AT&T Could Win in 5G, but Needs an Overhaul First, Activist Investor Says

AT&T is in "prime position to be the early market leader in 5G," argued the company's new, sixth largest shareholder. But to take advantage of that opportunity, AT&T must overhaul its front-office management, shed unneeded businesses and cut costs, the investor added.

That controversial position comes from Elliott Management, the activist investment company founded by billionaire Paul Singer that said it recently purchased a $3.2 billion stake in AT&T. As The Wall Street Journal noted, the firm has previously taken an activist stance against companies ranging from Sempra Energy to Nielsen Holdings to Telecom Italia. In a public letter to AT&T shareholders issued Monday, Elliott Management blasted many of AT&T's recent corporate adventures, from its failed attempt to acquire T-Mobile to its recent purchase of Time Warner.

"We firmly believe that AT&T's M&A strategy has not only contributed directly to its profound share price underperformance, but has also caused distractions that have contributed to the company' recent operational underperformance," the firm wrote.

Importantly, Elliott pointed out that Verizon -- which has mostly avoided massive corporate acquisitions -- has managed to turn in a much more favorable financial performance, particularly in the wireless sector. "Verizon pursued the opposite path by reducing its wireline footprint and doubling down on the strong wireless market," the firm wrote. "AT&T's wireless service EBITDA margins have always been lower than Verizon’s, but last year the gap in service EBITDA margins increased to ~1,500bps on a comparable basis with historical periods, the largest discrepancy to date and a substantial difference in profitability."

As Bloomberg noted, Elliott Management now owns around 1.2% of AT&T's total market value, and Wall Street appeared to cheer the firm's move against AT&T by sending AT&T's shares up around 5%, to the stock's highest level since February of 2018. However, Bloomberg acknowledged that Elliott Management may have a difficult time pushing for change unless it gets other investors to back its stance.

AT&T, for its part, wrote that "we look forward to engaging with Elliott. Indeed, many of the actions outlined are ones we are already executing today," the company said in a statement. "AT&T's Board and management team firmly believe that the focused and successful execution of our strategy is the best path forward to create value for shareholders. This strategy is driven by the unique portfolio of valuable businesses we’ve assembled across communications networks and media and entertainment, and as Elliott points out, is the foundation for significant value creation. We believe growing and investing in these businesses is the best path forward for our company and our shareholders."

President Trump also stepped into the issue, writing on Twitter that it's "great news that an activist investor is now involved" with AT&T. Trump also tied the topic to AT&T's ownership of CNN, and he reiterated his general opposition to the news channel and its coverage of Trump's administration.
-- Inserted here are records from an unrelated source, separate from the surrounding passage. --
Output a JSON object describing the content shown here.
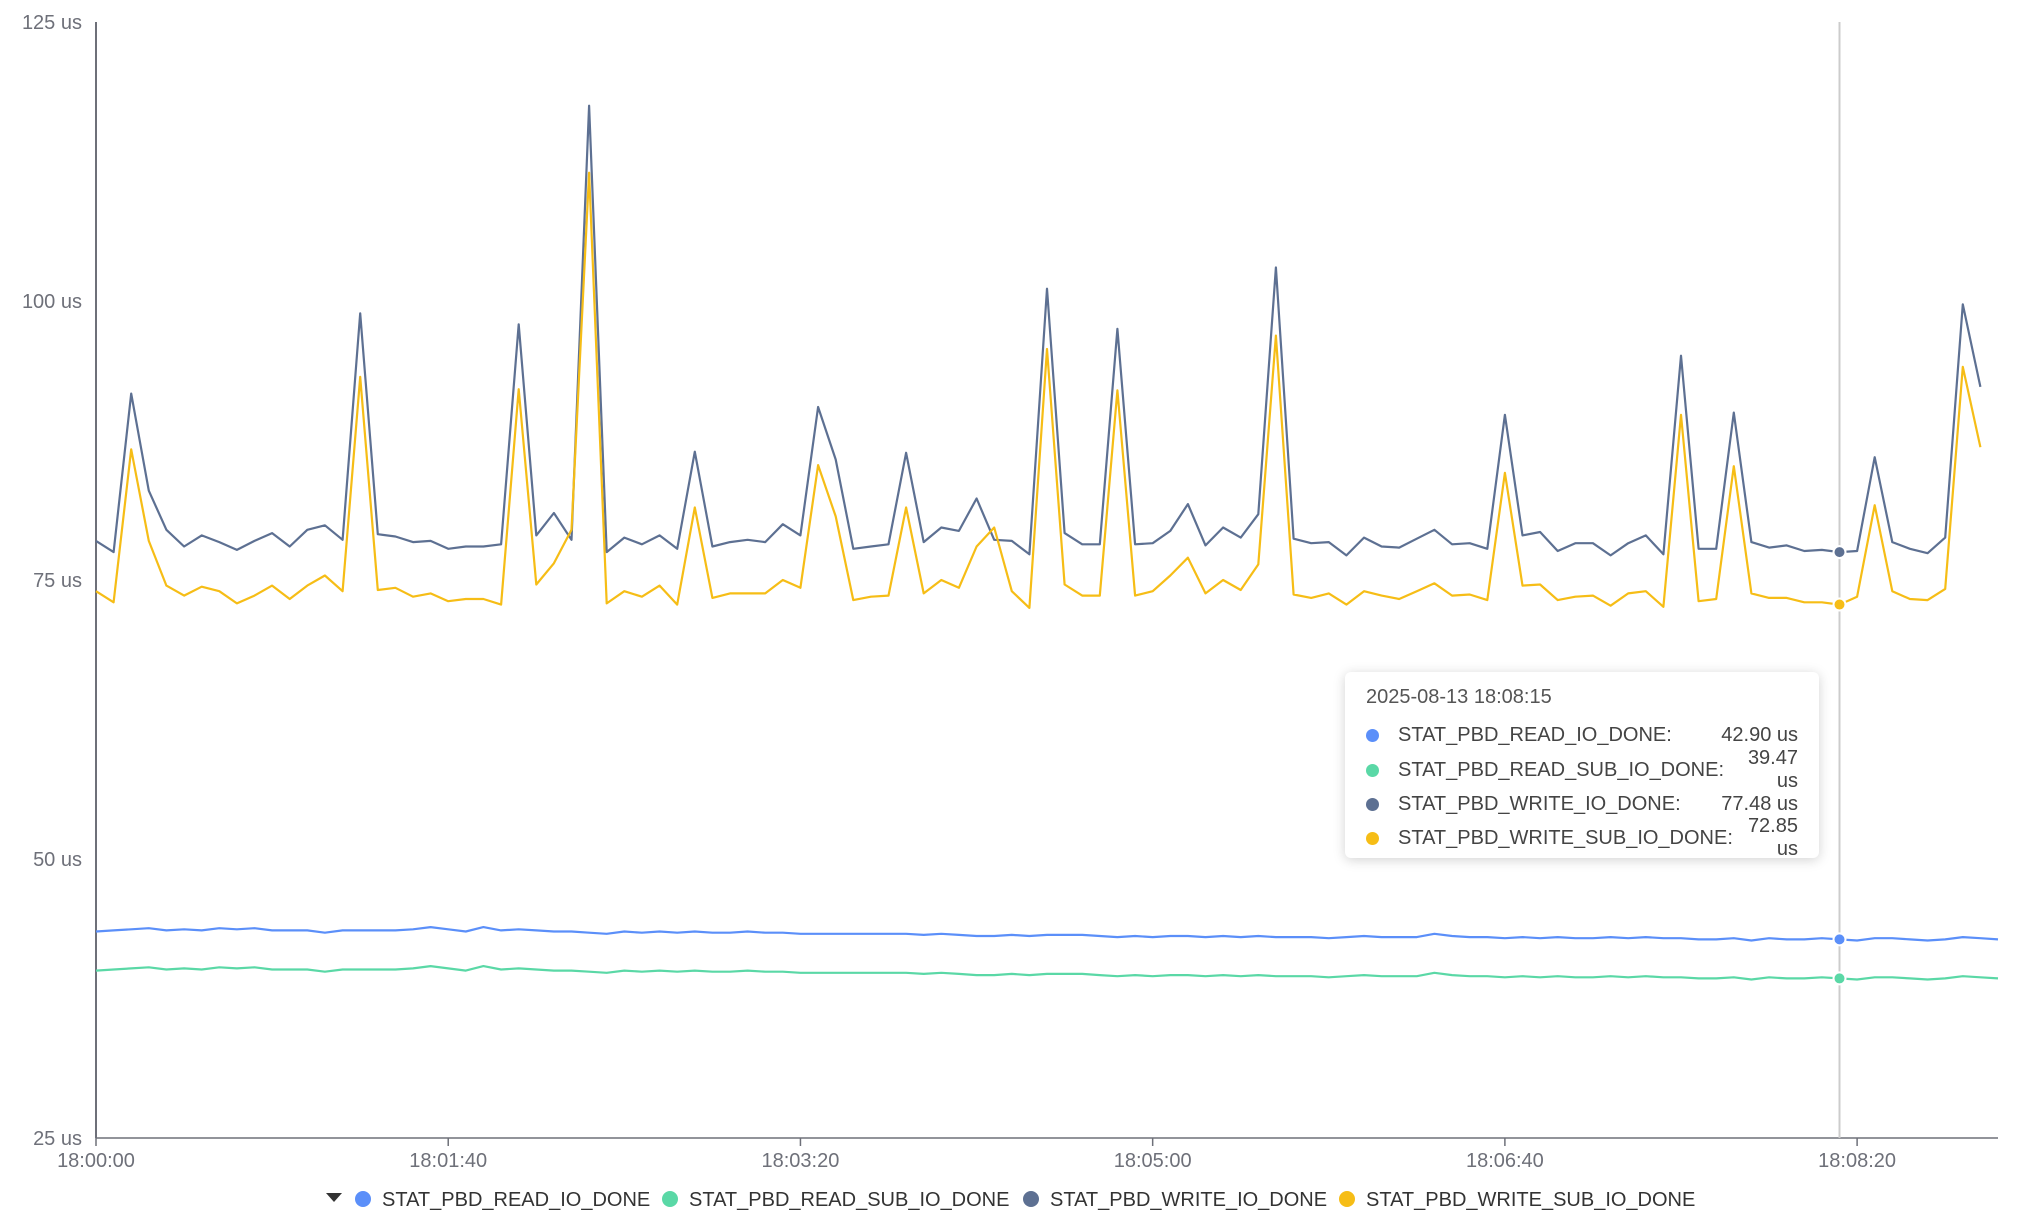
{
  "chart_data": {
    "type": "line",
    "y_unit": "us",
    "ylim": [
      25,
      125
    ],
    "y_ticks": [
      "25 us",
      "50 us",
      "75 us",
      "100 us",
      "125 us"
    ],
    "x_start": "18:00:00",
    "x_end": "18:09:00",
    "x_tick_labels": [
      "18:00:00",
      "18:01:40",
      "18:03:20",
      "18:05:00",
      "18:06:40",
      "18:08:20"
    ],
    "x_tick_seconds": [
      0,
      100,
      200,
      300,
      400,
      500
    ],
    "sample_interval_seconds": 5,
    "grid": false,
    "legend_position": "bottom",
    "series": [
      {
        "name": "STAT_PBD_READ_IO_DONE",
        "color": "#5b8ff9",
        "values": [
          43.5,
          43.6,
          43.7,
          43.8,
          43.6,
          43.7,
          43.6,
          43.8,
          43.7,
          43.8,
          43.6,
          43.6,
          43.6,
          43.4,
          43.6,
          43.6,
          43.6,
          43.6,
          43.7,
          43.9,
          43.7,
          43.5,
          43.9,
          43.6,
          43.7,
          43.6,
          43.5,
          43.5,
          43.4,
          43.3,
          43.5,
          43.4,
          43.5,
          43.4,
          43.5,
          43.4,
          43.4,
          43.5,
          43.4,
          43.4,
          43.3,
          43.3,
          43.3,
          43.3,
          43.3,
          43.3,
          43.3,
          43.2,
          43.3,
          43.2,
          43.1,
          43.1,
          43.2,
          43.1,
          43.2,
          43.2,
          43.2,
          43.1,
          43.0,
          43.1,
          43.0,
          43.1,
          43.1,
          43.0,
          43.1,
          43.0,
          43.1,
          43.0,
          43.0,
          43.0,
          42.9,
          43.0,
          43.1,
          43.0,
          43.0,
          43.0,
          43.3,
          43.1,
          43.0,
          43.0,
          42.9,
          43.0,
          42.9,
          43.0,
          42.9,
          42.9,
          43.0,
          42.9,
          43.0,
          42.9,
          42.9,
          42.8,
          42.8,
          42.9,
          42.7,
          42.9,
          42.8,
          42.8,
          42.9,
          42.8,
          42.7,
          42.9,
          42.9,
          42.8,
          42.7,
          42.8,
          43.0,
          42.9,
          42.8
        ]
      },
      {
        "name": "STAT_PBD_READ_SUB_IO_DONE",
        "color": "#5ad8a6",
        "values": [
          40.0,
          40.1,
          40.2,
          40.3,
          40.1,
          40.2,
          40.1,
          40.3,
          40.2,
          40.3,
          40.1,
          40.1,
          40.1,
          39.9,
          40.1,
          40.1,
          40.1,
          40.1,
          40.2,
          40.4,
          40.2,
          40.0,
          40.4,
          40.1,
          40.2,
          40.1,
          40.0,
          40.0,
          39.9,
          39.8,
          40.0,
          39.9,
          40.0,
          39.9,
          40.0,
          39.9,
          39.9,
          40.0,
          39.9,
          39.9,
          39.8,
          39.8,
          39.8,
          39.8,
          39.8,
          39.8,
          39.8,
          39.7,
          39.8,
          39.7,
          39.6,
          39.6,
          39.7,
          39.6,
          39.7,
          39.7,
          39.7,
          39.6,
          39.5,
          39.6,
          39.5,
          39.6,
          39.6,
          39.5,
          39.6,
          39.5,
          39.6,
          39.5,
          39.5,
          39.5,
          39.4,
          39.5,
          39.6,
          39.5,
          39.5,
          39.5,
          39.8,
          39.6,
          39.5,
          39.5,
          39.4,
          39.5,
          39.4,
          39.5,
          39.4,
          39.4,
          39.5,
          39.4,
          39.5,
          39.4,
          39.4,
          39.3,
          39.3,
          39.4,
          39.2,
          39.4,
          39.3,
          39.3,
          39.4,
          39.3,
          39.2,
          39.4,
          39.4,
          39.3,
          39.2,
          39.3,
          39.5,
          39.4,
          39.3
        ]
      },
      {
        "name": "STAT_PBD_WRITE_IO_DONE",
        "color": "#5d7092",
        "values": [
          78.5,
          77.5,
          91.7,
          83.0,
          79.5,
          78.0,
          79.0,
          78.4,
          77.7,
          78.5,
          79.2,
          78.0,
          79.5,
          79.9,
          78.6,
          98.9,
          79.1,
          78.9,
          78.4,
          78.5,
          77.8,
          78.0,
          78.0,
          78.2,
          97.9,
          79.0,
          81.0,
          78.6,
          117.5,
          77.5,
          78.8,
          78.2,
          79.0,
          77.8,
          86.5,
          78.0,
          78.4,
          78.6,
          78.4,
          80.0,
          79.0,
          90.5,
          85.8,
          77.8,
          78.0,
          78.2,
          86.4,
          78.4,
          79.7,
          79.4,
          82.3,
          78.6,
          78.5,
          77.3,
          101.1,
          79.2,
          78.2,
          78.2,
          97.5,
          78.2,
          78.3,
          79.4,
          81.8,
          78.1,
          79.7,
          78.8,
          80.9,
          103.0,
          78.7,
          78.3,
          78.4,
          77.2,
          78.8,
          78.0,
          77.9,
          78.7,
          79.5,
          78.2,
          78.3,
          77.8,
          89.8,
          79.0,
          79.3,
          77.6,
          78.3,
          78.3,
          77.2,
          78.3,
          79.0,
          77.3,
          95.1,
          77.8,
          77.8,
          90.0,
          78.4,
          77.9,
          78.1,
          77.6,
          77.7,
          77.5,
          77.6,
          86.0,
          78.4,
          77.8,
          77.4,
          78.8,
          99.7,
          92.3
        ]
      },
      {
        "name": "STAT_PBD_WRITE_SUB_IO_DONE",
        "color": "#f6bd16",
        "values": [
          74.0,
          73.0,
          86.7,
          78.5,
          74.5,
          73.6,
          74.4,
          74.0,
          72.9,
          73.6,
          74.5,
          73.3,
          74.5,
          75.4,
          74.0,
          93.2,
          74.1,
          74.3,
          73.5,
          73.8,
          73.1,
          73.3,
          73.3,
          72.8,
          92.1,
          74.6,
          76.5,
          79.5,
          111.5,
          72.9,
          74.0,
          73.5,
          74.5,
          72.8,
          81.5,
          73.4,
          73.8,
          73.8,
          73.8,
          75.0,
          74.3,
          85.3,
          80.7,
          73.2,
          73.5,
          73.6,
          81.5,
          73.8,
          75.0,
          74.3,
          78.0,
          79.7,
          74.0,
          72.5,
          95.7,
          74.6,
          73.6,
          73.6,
          92.0,
          73.6,
          74.0,
          75.4,
          77.0,
          73.8,
          75.0,
          74.1,
          76.4,
          96.9,
          73.7,
          73.4,
          73.8,
          72.8,
          74.0,
          73.6,
          73.3,
          74.0,
          74.7,
          73.6,
          73.7,
          73.2,
          84.6,
          74.5,
          74.6,
          73.2,
          73.5,
          73.6,
          72.7,
          73.8,
          74.0,
          72.6,
          89.8,
          73.1,
          73.3,
          85.2,
          73.8,
          73.4,
          73.4,
          73.0,
          73.0,
          72.8,
          73.5,
          81.7,
          74.0,
          73.3,
          73.2,
          74.2,
          94.1,
          86.9
        ]
      }
    ]
  },
  "legend": {
    "toggle_icon": "triangle-down-icon",
    "items": [
      {
        "label": "STAT_PBD_READ_IO_DONE",
        "color": "#5b8ff9"
      },
      {
        "label": "STAT_PBD_READ_SUB_IO_DONE",
        "color": "#5ad8a6"
      },
      {
        "label": "STAT_PBD_WRITE_IO_DONE",
        "color": "#5d7092"
      },
      {
        "label": "STAT_PBD_WRITE_SUB_IO_DONE",
        "color": "#f6bd16"
      }
    ]
  },
  "tooltip": {
    "timestamp": "2025-08-13 18:08:15",
    "hover_index": 99,
    "rows": [
      {
        "name": "STAT_PBD_READ_IO_DONE:",
        "value": "42.90 us",
        "color": "#5b8ff9"
      },
      {
        "name": "STAT_PBD_READ_SUB_IO_DONE:",
        "value": "39.47 us",
        "color": "#5ad8a6"
      },
      {
        "name": "STAT_PBD_WRITE_IO_DONE:",
        "value": "77.48 us",
        "color": "#5d7092"
      },
      {
        "name": "STAT_PBD_WRITE_SUB_IO_DONE:",
        "value": "72.85 us",
        "color": "#f6bd16"
      }
    ]
  }
}
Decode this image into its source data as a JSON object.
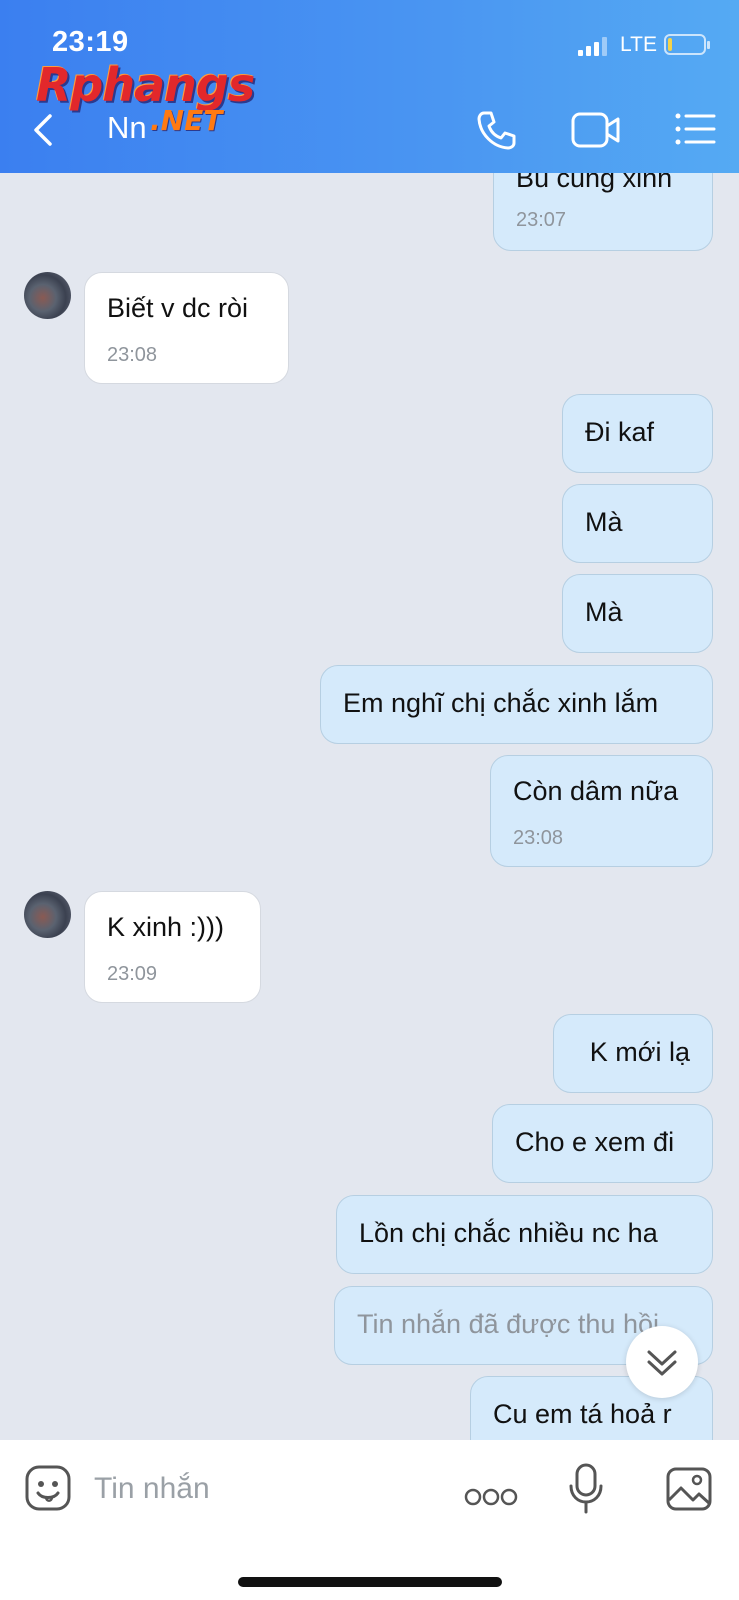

CNN just this morning reported that US intelligence officials extracted a covert source in Russia partly over fears that Trump could expose the spy.

Mike Dano, Editorial Director, 5G & Mobile Strategies, Light Reading | @mikeddano

Clifton K Morris 9/10/2019 | 8:00:00 AM
Risky hedge fund trying to cover the risk of other bad investments..? Risky overseas-based hedge fund must be trying to hedge risk of other risky investments- it’s all positioning to cover their other risky investment’s spread. Elliott has a rich history of appointing new BoDs at companies like Enron, MCI, and Worldcom. With that sort of background, I’m sure they have the best interest of shareholders, customers and employees at heart.

Wireless services cost $17-20/month for unlimited (50-75Gb) from most providers across Europe. Apple even saw this disparity in pricing several years ago when it started making eSIM and SIM standard features. Seems someone at Elliott didn’t get the memo or was invited to the Apple product launch event, and that’s just sad. 😢
James_B_Crawshaw 9/9/2019 | 5:20:06 PM
Re: Elliott raises good points Good points Duh! I agree that expanding into tangential businesses through M&A can lead to value destruction. But sticking to one's knitting may not be a good strategy either if knitting is morphing into crochet or bingo. There needs to be an eye on the future if the company is to survive another 135 years. It is probably not TV though ...
Duh! 9/9/2019 | 3:57:29 PM
Elliott raises good points

Thought experiment: imagine being the fly on the wall in a company-wide ops review. Is everybody fully engaged? Are the questions pertinent and insightful, or are they confused and uninformed? How many execs nod off during portions of that meeting unrelated to their businesses? How many squabbles are there over things like relationships with competitors and transfer pricing? Are there culture clashes? How many executive-hours does it consume?

Can they answer the question "What does your company do" in less than 30 seconds?

"Stick to your knitting" is still a good business strategy. It's a shame that they need an activist shareholder to tell them that.


Sign In